Duquesne University Mourns the Passing of Dr. Jeffry Madura
The Duquesne University community is deeply saddened by the sudden passing of Dr. Jeffry Madura, professor of chemistry and biochemistry in the Bayer School of Natural and Environmental Sciences (BSNES). He was 59.
Dr. Madura first joined Duquesne in 1998 and served as chemistry and biochemistry chair from 2000-2010. He was well known among his students and highly respected by his colleagues.
"Jeff Madura was a talented teacher, mentor and scholar, and-first and foremost-a consummate professional in every sense of the word," said BSNES Dean Dr. Philip Reeder. "He will be deeply missed, but his legacy will live on through his students."
Some of Dr. Madura's various honors include the Henry Dreyfus Teacher-Scholar award in 1997; the 2002 BSNES award for Excellence in Service; the 2007 BSNES Award for Excellence in Scholarship; and the Presidential Award for Excellence in Scholarship in 2007. In 2013, he was selected as Duquesne's inaugural Lambert F. Minucci Endowed Chair in Engineering and Computational Sciences.
Dr. Madura, who received more than $10 million in external research funding during his career, investigated computational chemistry and biophysics models, designing molecules that will physically and chemically fit where they are needed to interrupt signals for pain and other conditions associated with addiction, Parkinson's and Huntington's diseases.
"Jeff was a beloved colleague, innovative teacher, dedicated mentor and brilliant researcher," said Dr. Ellen Gawalt, chair of the Department of Chemistry and Biochemistry. "He worked tirelessly to uphold the mission of the University for the students of Duquesne to ensure that they received the best education possible. The department is deeply saddened and our thoughts and prayers are with his wife, sons, mother and his students."
In 2008, Dr. Madura was inducted into the Duquesne University Office of Research Hall of Fame. He was named a second-time inductee in 2015 as a Hall of Fame Gold Card recipient for his commitment to enhancing Duquesne's reputation as a research institution.
Dr. Madura published more than 100 papers in physical chemistry and chemical physics, and was co-editor of the Journal of Molecular Graphics and Modeling.

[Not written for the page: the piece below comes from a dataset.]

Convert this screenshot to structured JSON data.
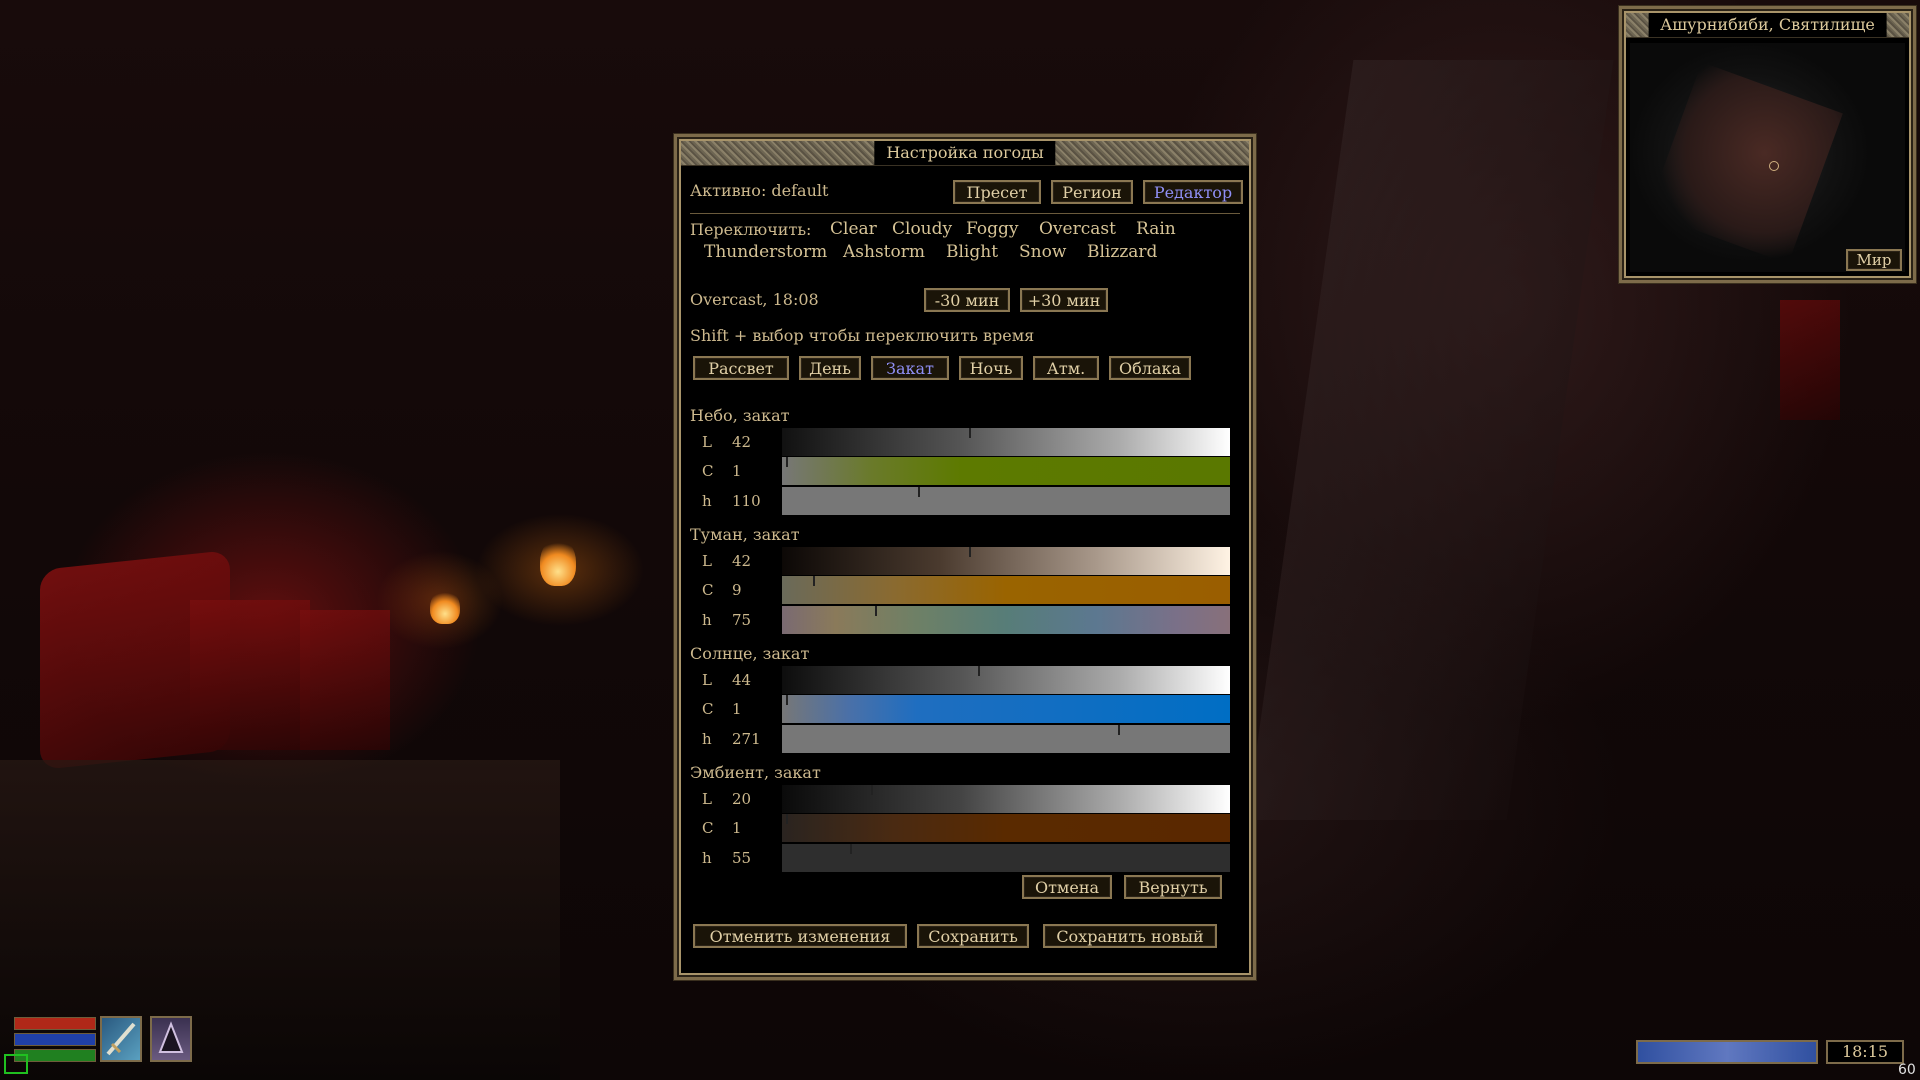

He also co-authored Principles of Physical Chemistry by Kuhn, Foersterling and Waldeck and the textbook General Chemistry: Principles and Modern Applications.
In 2011, Dr. Madura was elected as a prestigious American Chemical Society Fellow (ACS) in recognition of his contributions to science and his years of service to the ACS. "Receiving this award is a real honor and most importantly to me, it is a great day for science at Duquesne University-and in particular the Department of Chemistry and Biochemistry," Dr. Madura said in 2014 when he received the Pittsburgh Award from the Pittsburgh Section of the ACS for his outstanding leadership in chemical affairs in the local and larger professional community.
In addition, Dr. Madura managed the JDM Group through the Center for Computational Sciences at Duquesne. The group features interdisciplinary research projects by University students who work with faculty from Duquesne, Pitt, Chatham and Washington and Jefferson College.
Dr. Madura earned a B.A. in chemistry from Thiel College in 1980; a Ph.D. in physical chemistry from Purdue University in 1985; and was a post-doctoral fellow at the University of Houston from 1986-1990.
Dr. Madura is survived by his wife Colleen and sons Brandon and Peyton.
Founded in 1878, Duquesne is consistently ranked among the nation's top Catholic universities for its award-winning faculty and tradition of academic excellence. Duquesne, a campus of nearly 9,500 graduate and undergraduate students, has been nationally recognized for its academic programs, community service and commitment to sustainability. Follow Duquesne University on Facebook, Twitter and Instagram.